Jaylon Johnson has missed the past two games due to an injury, but Johnson allowed a completion percentage of 42.9 percent (tied-sixth) during the first three games of the year. Johnson added three stops (a solo tackle resulting in a short gain short of the first-down marker) and three forced incompletions – both figures ranked in the top 20 cornerbacks after Week 3.

This is a continuation of 2022, where he finished within a percentage point of Tariq Woolen, Xavien Howard and Denzel Ward in forced-incompletion percent (16.0 percent) to rank 16th among cornerbacks with at least 40 targets in coverage.

Meanwhile, Johnson has been playing in a defense that has not produced pressure against opposing quarterbacks. The Chicago Bears’ sack leader in 2022 was safety Jaquan Brisker with four (tied with Roquan Smith, who the Bears traded at the deadline). Johnson is firmly a CB1, which yields favorable paydays.

Johnson compares favorably with cornerbacks such as Carlton Davis and Jamel Dean. All three have staggering similar statistics across their career. Since Johnson was drafted, he has been targeted in coverage 14.5 percent of the time, which is lower than Davis (17.2 percent) but higher than Dean (13.8 percent).

Johnson has allowed more touchdowns (12) than Dean (13), but fewer than Davis (10). Since the beginning of 2022, Johnson has allowed just one score. Moreover, he has faced fewer dropped or off-target passes than both players by a wide margin. Johnson has faced 43 instances, whereas Davis and Dean have faced 59 and 51, respectively.

Johnson has just one interception in his career, but he still makes a play on the ball 16.8 percent of the time (roughly four percent more than Dean and within 0.4 percent of Dean). Johnson’s value is from $13 million to $15 million per season, represented by Dean and Davis’ annual average value of $13 million and $14.833 million, respectively. 

Grant Delpit, Cleveland Browns

Grant Delpit, a 2020 second-round pick from LSU, is one of the 2023 season’s most improved players. Although marred by injuries during the first two seasons of his career, he found his groove in his fourth year after playing an entire season last year.

This season, Delpit has allowed the seventh-lowest passer rating when targeted (64.2) and has allowed just one play of 15+ yards (tied-third). When Delpit is on the field, the defense registers a successful play 67.5 percent of the time and has allowed just two first-down receptions – first among safeties with at least 10 targets.

Further, Delpit has played spectacular run defense. Delpit has logged six stops and is displaying his versatility and excellence this season. 

Jalen Thompson of the Arizona Cardinals and Justin Reid of the Kansas City Chiefs provide fantastic precedent for a player like Delpit.

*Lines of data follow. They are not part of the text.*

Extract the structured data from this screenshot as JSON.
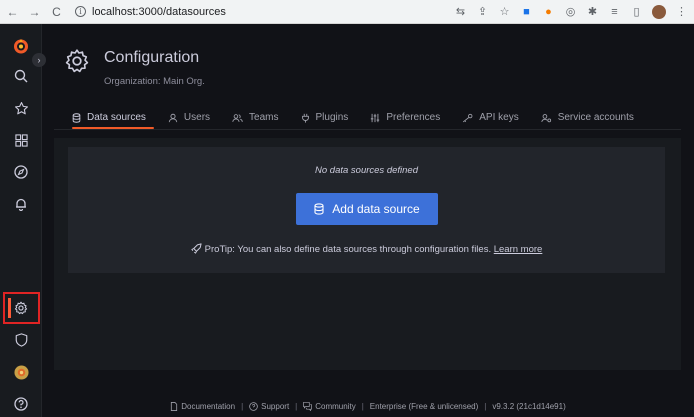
{
  "browser": {
    "back": "←",
    "forward": "→",
    "reload": "C",
    "url": "localhost:3000/datasources"
  },
  "header": {
    "title": "Configuration",
    "subtitle": "Organization: Main Org."
  },
  "tabs": [
    {
      "label": "Data sources",
      "icon": "database-icon",
      "active": true
    },
    {
      "label": "Users",
      "icon": "user-icon",
      "active": false
    },
    {
      "label": "Teams",
      "icon": "users-icon",
      "active": false
    },
    {
      "label": "Plugins",
      "icon": "plug-icon",
      "active": false
    },
    {
      "label": "Preferences",
      "icon": "sliders-icon",
      "active": false
    },
    {
      "label": "API keys",
      "icon": "key-icon",
      "active": false
    },
    {
      "label": "Service accounts",
      "icon": "user-cog-icon",
      "active": false
    }
  ],
  "empty_state": {
    "title": "No data sources defined",
    "button_label": "Add data source",
    "protip_text": "ProTip: You can also define data sources through configuration files.",
    "protip_link": "Learn more"
  },
  "footer": {
    "documentation": "Documentation",
    "support": "Support",
    "community": "Community",
    "edition": "Enterprise (Free & unlicensed)",
    "version": "v9.3.2 (21c1d14e91)"
  },
  "colors": {
    "accent": "#f05a28",
    "primary_button": "#3d71d9",
    "highlight_box": "#e02424"
  }
}
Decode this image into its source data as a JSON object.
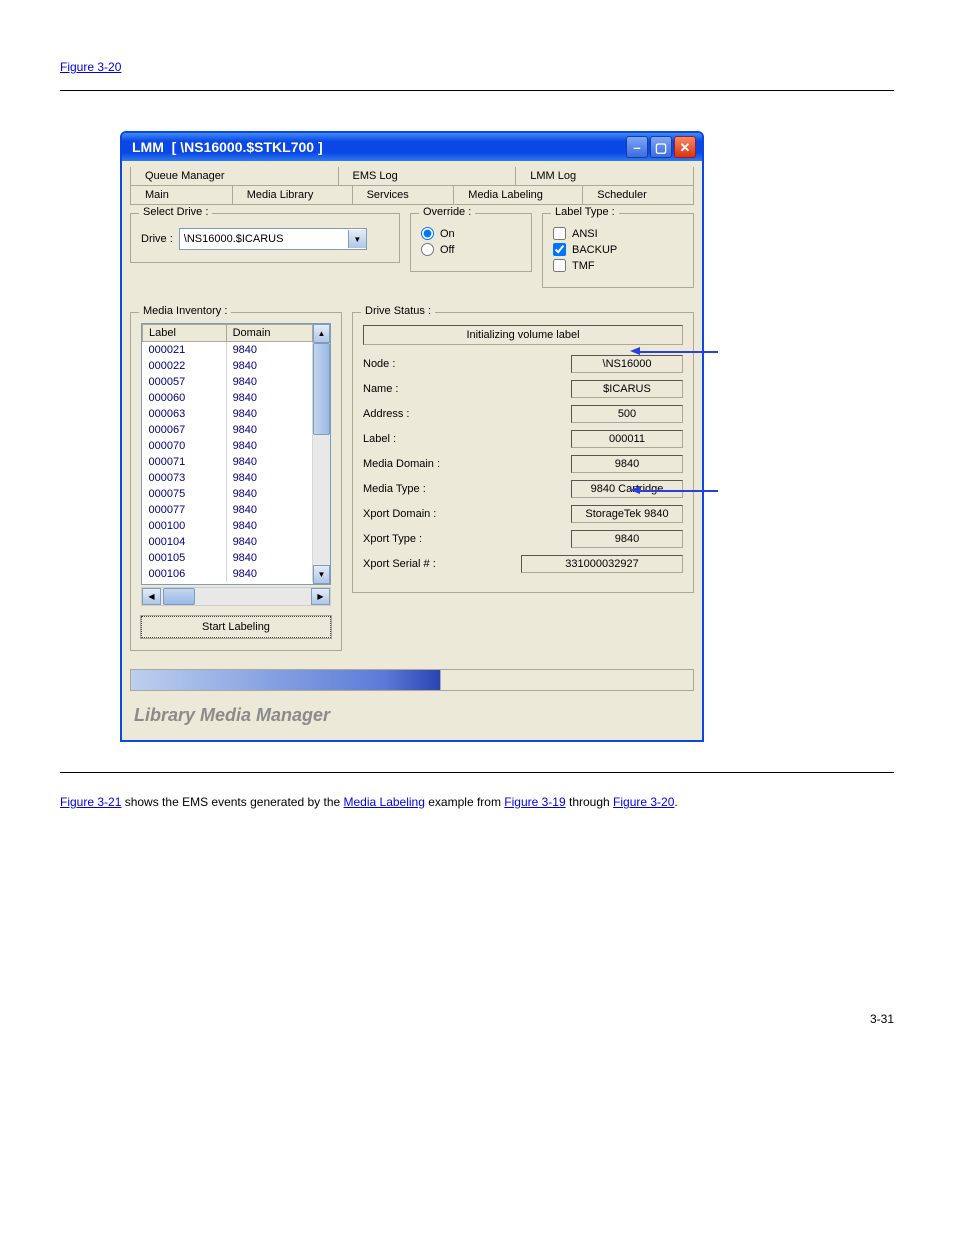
{
  "top_link": "Figure 3-20",
  "window": {
    "title_prefix": "LMM",
    "title_suffix": "[ \\NS16000.$STKL700 ]"
  },
  "tabs_row1": [
    "Queue Manager",
    "EMS Log",
    "LMM Log"
  ],
  "tabs_row2": [
    "Main",
    "Media Library",
    "Services",
    "Media Labeling",
    "Scheduler"
  ],
  "select_drive": {
    "group": "Select Drive :",
    "label": "Drive :",
    "value": "\\NS16000.$ICARUS"
  },
  "override": {
    "group": "Override :",
    "on": "On",
    "off": "Off",
    "selected": "on"
  },
  "label_type": {
    "group": "Label Type :",
    "ansi": "ANSI",
    "backup": "BACKUP",
    "tmf": "TMF"
  },
  "media_inventory": {
    "group": "Media Inventory :",
    "headers": [
      "Label",
      "Domain"
    ],
    "rows": [
      [
        "000021",
        "9840"
      ],
      [
        "000022",
        "9840"
      ],
      [
        "000057",
        "9840"
      ],
      [
        "000060",
        "9840"
      ],
      [
        "000063",
        "9840"
      ],
      [
        "000067",
        "9840"
      ],
      [
        "000070",
        "9840"
      ],
      [
        "000071",
        "9840"
      ],
      [
        "000073",
        "9840"
      ],
      [
        "000075",
        "9840"
      ],
      [
        "000077",
        "9840"
      ],
      [
        "000100",
        "9840"
      ],
      [
        "000104",
        "9840"
      ],
      [
        "000105",
        "9840"
      ],
      [
        "000106",
        "9840"
      ]
    ],
    "start_button": "Start Labeling"
  },
  "drive_status": {
    "group": "Drive Status :",
    "message": "Initializing volume label",
    "fields": [
      {
        "k": "Node :",
        "v": "\\NS16000"
      },
      {
        "k": "Name :",
        "v": "$ICARUS"
      },
      {
        "k": "Address :",
        "v": "500"
      },
      {
        "k": "Label :",
        "v": "000011"
      },
      {
        "k": "Media Domain :",
        "v": "9840"
      },
      {
        "k": "Media Type :",
        "v": "9840 Cartridge"
      },
      {
        "k": "Xport Domain :",
        "v": "StorageTek 9840"
      },
      {
        "k": "Xport Type :",
        "v": "9840"
      }
    ],
    "serial_label": "Xport Serial # :",
    "serial_value": "331000032927"
  },
  "footer_text": "Library Media Manager",
  "below": {
    "p1a": "Figure 3-21",
    "p1b": " shows the EMS events generated by the ",
    "p1c": "Media Labeling",
    "p1d": " example from ",
    "p2a": "Figure 3-19",
    "p2b": " through ",
    "p2c": "Figure 3-20",
    "p2d": "."
  },
  "page_number": "3-31"
}
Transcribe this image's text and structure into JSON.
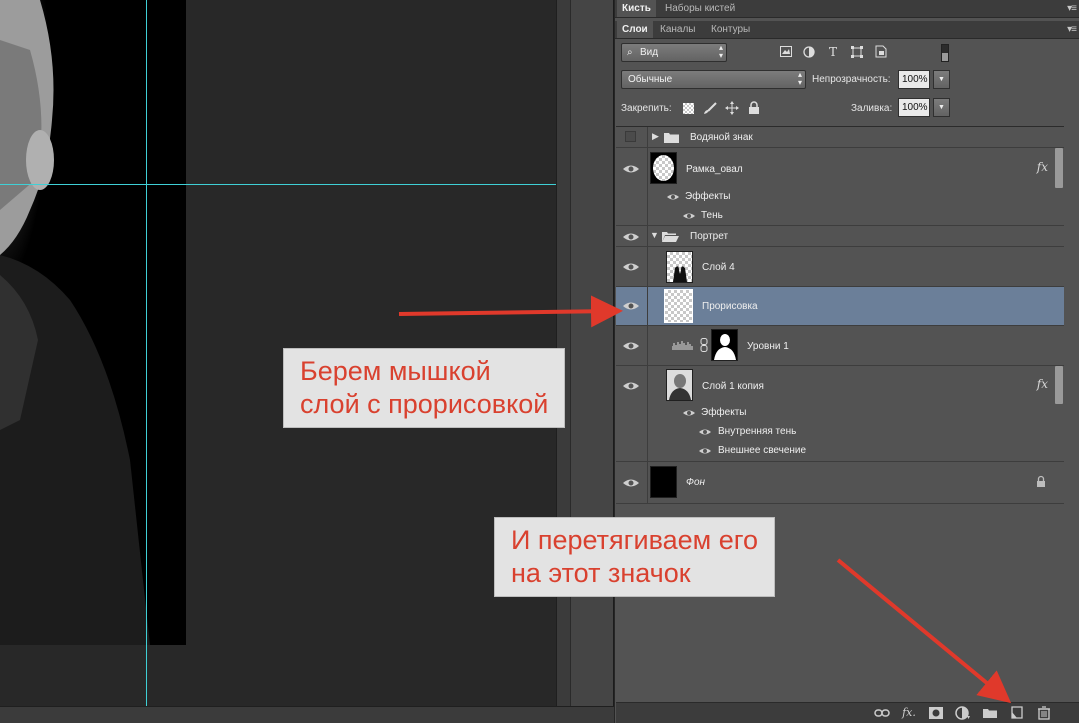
{
  "tabs_top": [
    "Кисть",
    "Наборы кистей"
  ],
  "tabs_layers": [
    "Слои",
    "Каналы",
    "Контуры"
  ],
  "filter": {
    "label": "Вид"
  },
  "blend": {
    "mode": "Обычные",
    "opacity_label": "Непрозрачность:",
    "opacity_value": "100%"
  },
  "lock": {
    "label": "Закрепить:",
    "fill_label": "Заливка:",
    "fill_value": "100%"
  },
  "layers": {
    "watermark": "Водяной знак",
    "frame": "Рамка_овал",
    "frame_effects": "Эффекты",
    "frame_shadow": "Тень",
    "portrait_group": "Портрет",
    "layer4": "Слой 4",
    "sketch": "Прорисовка",
    "levels": "Уровни 1",
    "copy": "Слой 1 копия",
    "copy_effects": "Эффекты",
    "copy_inner": "Внутренняя тень",
    "copy_outer": "Внешнее свечение",
    "background": "Фон",
    "fx_label": "fx"
  },
  "notes": {
    "note1_line1": "Берем мышкой",
    "note1_line2": "слой с прорисовкой",
    "note2_line1": "И перетягиваем его",
    "note2_line2": "на этот значок"
  },
  "bottom_icons": [
    "link-icon",
    "fx-icon",
    "mask-icon",
    "adjustment-icon",
    "folder-icon",
    "new-layer-icon",
    "trash-icon"
  ],
  "bottom_fx": "fx.",
  "colors": {
    "selected_row": "#6b7f99",
    "note_text": "#d9412f",
    "guides": "#3fd0d6",
    "arrow": "#e0392b"
  }
}
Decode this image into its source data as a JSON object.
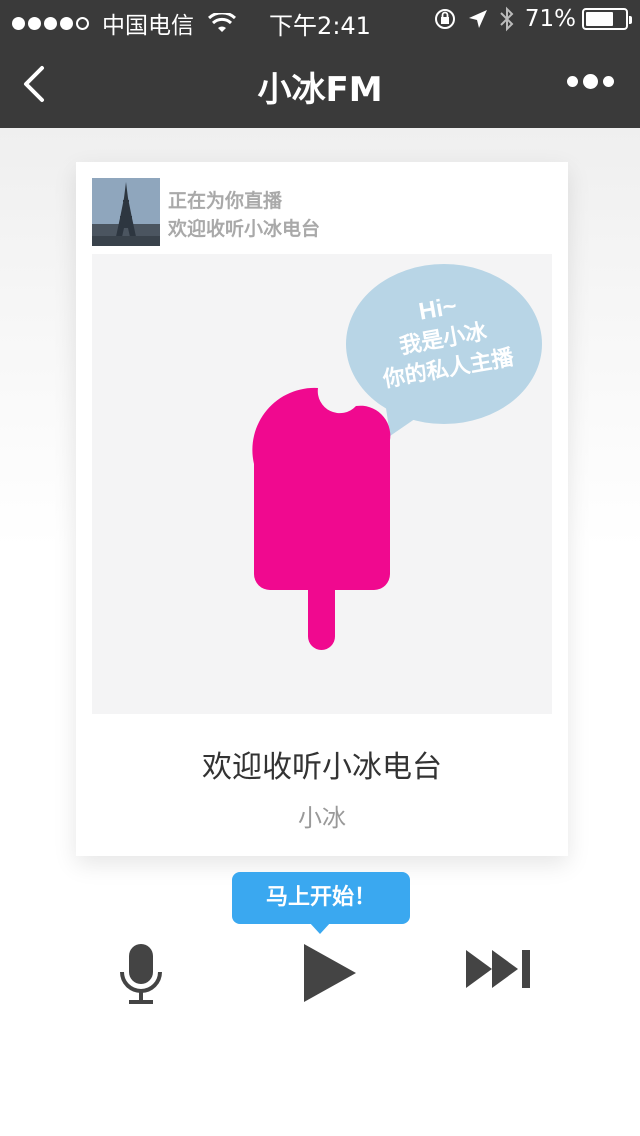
{
  "status_bar": {
    "carrier": "中国电信",
    "time": "下午2:41",
    "battery_percent": "71%",
    "battery_level": 0.71,
    "signal_bars": 4
  },
  "nav": {
    "title": "小冰FM",
    "back_icon": "chevron-left-icon",
    "more_icon": "more-dots-icon"
  },
  "card": {
    "live_line1": "正在为你直播",
    "live_line2": "欢迎收听小冰电台",
    "bubble_line1": "Hi~",
    "bubble_line2": "我是小冰",
    "bubble_line3": "你的私人主播",
    "song_title": "欢迎收听小冰电台",
    "artist": "小冰"
  },
  "tooltip": {
    "label": "马上开始！"
  },
  "controls": {
    "mic_icon": "microphone-icon",
    "play_icon": "play-icon",
    "next_icon": "skip-next-icon"
  },
  "colors": {
    "nav_bg": "#3a3a3a",
    "popsicle": "#f0098f",
    "bubble": "#b8d5e6",
    "tooltip": "#3aa8f0",
    "control": "#444444"
  }
}
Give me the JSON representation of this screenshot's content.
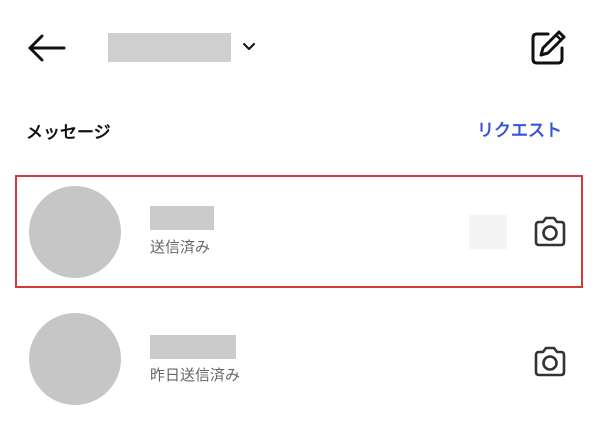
{
  "header": {
    "back_icon": "arrow-left-icon",
    "account_dropdown_icon": "chevron-down-icon",
    "compose_icon": "compose-edit-icon"
  },
  "section": {
    "title": "メッセージ",
    "requests_label": "リクエスト",
    "requests_color": "#3b52d9"
  },
  "conversations": [
    {
      "status": "送信済み",
      "action_icon": "camera-icon",
      "highlighted": true,
      "highlight_color": "#d33a3a"
    },
    {
      "status": "昨日送信済み",
      "action_icon": "camera-icon",
      "highlighted": false
    }
  ]
}
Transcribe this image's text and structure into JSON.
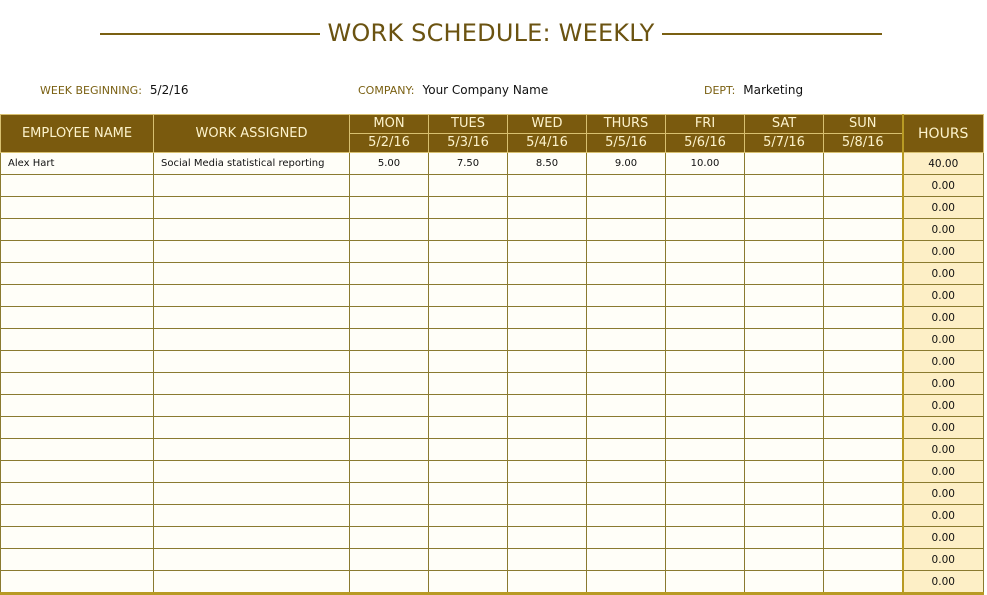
{
  "title": "WORK SCHEDULE: WEEKLY",
  "meta": {
    "week_label": "WEEK BEGINNING:",
    "week_value": "5/2/16",
    "company_label": "COMPANY:",
    "company_value": "Your Company Name",
    "dept_label": "DEPT:",
    "dept_value": "Marketing"
  },
  "table": {
    "headers": {
      "employee": "EMPLOYEE NAME",
      "work": "WORK ASSIGNED",
      "hours": "HOURS"
    },
    "days": [
      {
        "day": "MON",
        "date": "5/2/16"
      },
      {
        "day": "TUES",
        "date": "5/3/16"
      },
      {
        "day": "WED",
        "date": "5/4/16"
      },
      {
        "day": "THURS",
        "date": "5/5/16"
      },
      {
        "day": "FRI",
        "date": "5/6/16"
      },
      {
        "day": "SAT",
        "date": "5/7/16"
      },
      {
        "day": "SUN",
        "date": "5/8/16"
      }
    ],
    "rows": [
      {
        "employee": "Alex Hart",
        "work": "Social Media statistical reporting",
        "hours_by_day": [
          "5.00",
          "7.50",
          "8.50",
          "9.00",
          "10.00",
          "",
          ""
        ],
        "total": "40.00"
      },
      {
        "employee": "",
        "work": "",
        "hours_by_day": [
          "",
          "",
          "",
          "",
          "",
          "",
          ""
        ],
        "total": "0.00"
      },
      {
        "employee": "",
        "work": "",
        "hours_by_day": [
          "",
          "",
          "",
          "",
          "",
          "",
          ""
        ],
        "total": "0.00"
      },
      {
        "employee": "",
        "work": "",
        "hours_by_day": [
          "",
          "",
          "",
          "",
          "",
          "",
          ""
        ],
        "total": "0.00"
      },
      {
        "employee": "",
        "work": "",
        "hours_by_day": [
          "",
          "",
          "",
          "",
          "",
          "",
          ""
        ],
        "total": "0.00"
      },
      {
        "employee": "",
        "work": "",
        "hours_by_day": [
          "",
          "",
          "",
          "",
          "",
          "",
          ""
        ],
        "total": "0.00"
      },
      {
        "employee": "",
        "work": "",
        "hours_by_day": [
          "",
          "",
          "",
          "",
          "",
          "",
          ""
        ],
        "total": "0.00"
      },
      {
        "employee": "",
        "work": "",
        "hours_by_day": [
          "",
          "",
          "",
          "",
          "",
          "",
          ""
        ],
        "total": "0.00"
      },
      {
        "employee": "",
        "work": "",
        "hours_by_day": [
          "",
          "",
          "",
          "",
          "",
          "",
          ""
        ],
        "total": "0.00"
      },
      {
        "employee": "",
        "work": "",
        "hours_by_day": [
          "",
          "",
          "",
          "",
          "",
          "",
          ""
        ],
        "total": "0.00"
      },
      {
        "employee": "",
        "work": "",
        "hours_by_day": [
          "",
          "",
          "",
          "",
          "",
          "",
          ""
        ],
        "total": "0.00"
      },
      {
        "employee": "",
        "work": "",
        "hours_by_day": [
          "",
          "",
          "",
          "",
          "",
          "",
          ""
        ],
        "total": "0.00"
      },
      {
        "employee": "",
        "work": "",
        "hours_by_day": [
          "",
          "",
          "",
          "",
          "",
          "",
          ""
        ],
        "total": "0.00"
      },
      {
        "employee": "",
        "work": "",
        "hours_by_day": [
          "",
          "",
          "",
          "",
          "",
          "",
          ""
        ],
        "total": "0.00"
      },
      {
        "employee": "",
        "work": "",
        "hours_by_day": [
          "",
          "",
          "",
          "",
          "",
          "",
          ""
        ],
        "total": "0.00"
      },
      {
        "employee": "",
        "work": "",
        "hours_by_day": [
          "",
          "",
          "",
          "",
          "",
          "",
          ""
        ],
        "total": "0.00"
      },
      {
        "employee": "",
        "work": "",
        "hours_by_day": [
          "",
          "",
          "",
          "",
          "",
          "",
          ""
        ],
        "total": "0.00"
      },
      {
        "employee": "",
        "work": "",
        "hours_by_day": [
          "",
          "",
          "",
          "",
          "",
          "",
          ""
        ],
        "total": "0.00"
      },
      {
        "employee": "",
        "work": "",
        "hours_by_day": [
          "",
          "",
          "",
          "",
          "",
          "",
          ""
        ],
        "total": "0.00"
      },
      {
        "employee": "",
        "work": "",
        "hours_by_day": [
          "",
          "",
          "",
          "",
          "",
          "",
          ""
        ],
        "total": "0.00"
      }
    ]
  }
}
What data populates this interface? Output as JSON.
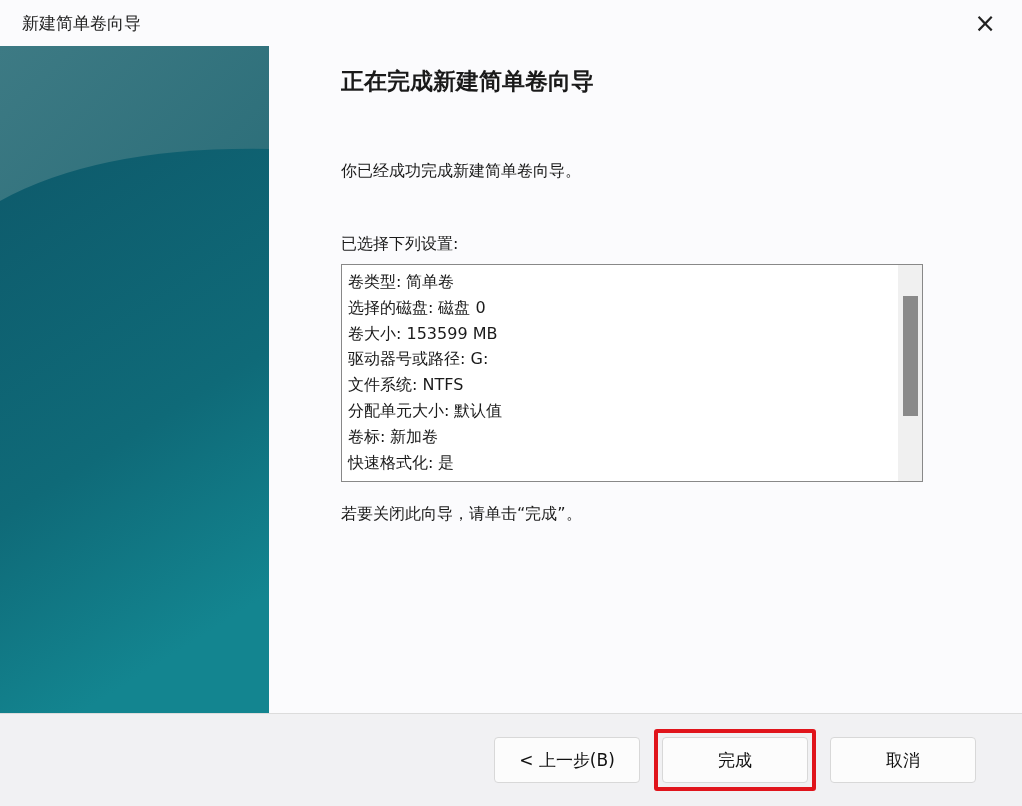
{
  "window": {
    "title": "新建简单卷向导",
    "close": "×"
  },
  "heading": "正在完成新建简单卷向导",
  "intro": "你已经成功完成新建简单卷向导。",
  "settings_label": "已选择下列设置:",
  "settings": [
    "卷类型: 简单卷",
    "选择的磁盘: 磁盘 0",
    "卷大小: 153599 MB",
    "驱动器号或路径: G:",
    "文件系统: NTFS",
    "分配单元大小: 默认值",
    "卷标: 新加卷",
    "快速格式化: 是"
  ],
  "closing_note": "若要关闭此向导，请单击“完成”。",
  "buttons": [
    {
      "label": "< 上一步(B)",
      "highlighted": false
    },
    {
      "label": "完成",
      "highlighted": true
    },
    {
      "label": "取消",
      "highlighted": false
    }
  ]
}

Delpit will be paid less than contemporaries including Minkah Fitzpatrick, Jamal Adams, Justin Simmons, Derwin James, Budda Baker, Jessie Bates and Harrison Smith. All five have reached multiple Pro Bowls, a First-Team All-Pro or both. Delpit is not there yet; other safeties like Marcus Williams or Quandre Diggs have significantly better ball production.

That leaves Thompson and Reid. They have allowed similar completion percentages, all above 68 percent but not above 78 percent. Delpit has one interception this season; Reid and Thompson intercepted two and three in their contract years, respectively.

Delpit has allowed a lower passer rating than Reid and Thompson (111.2; 84.3). Delpit will be an interesting story to follow, and if he continues to play like this, he could break the $10 million threshold as Thompson and Reid did in 2022.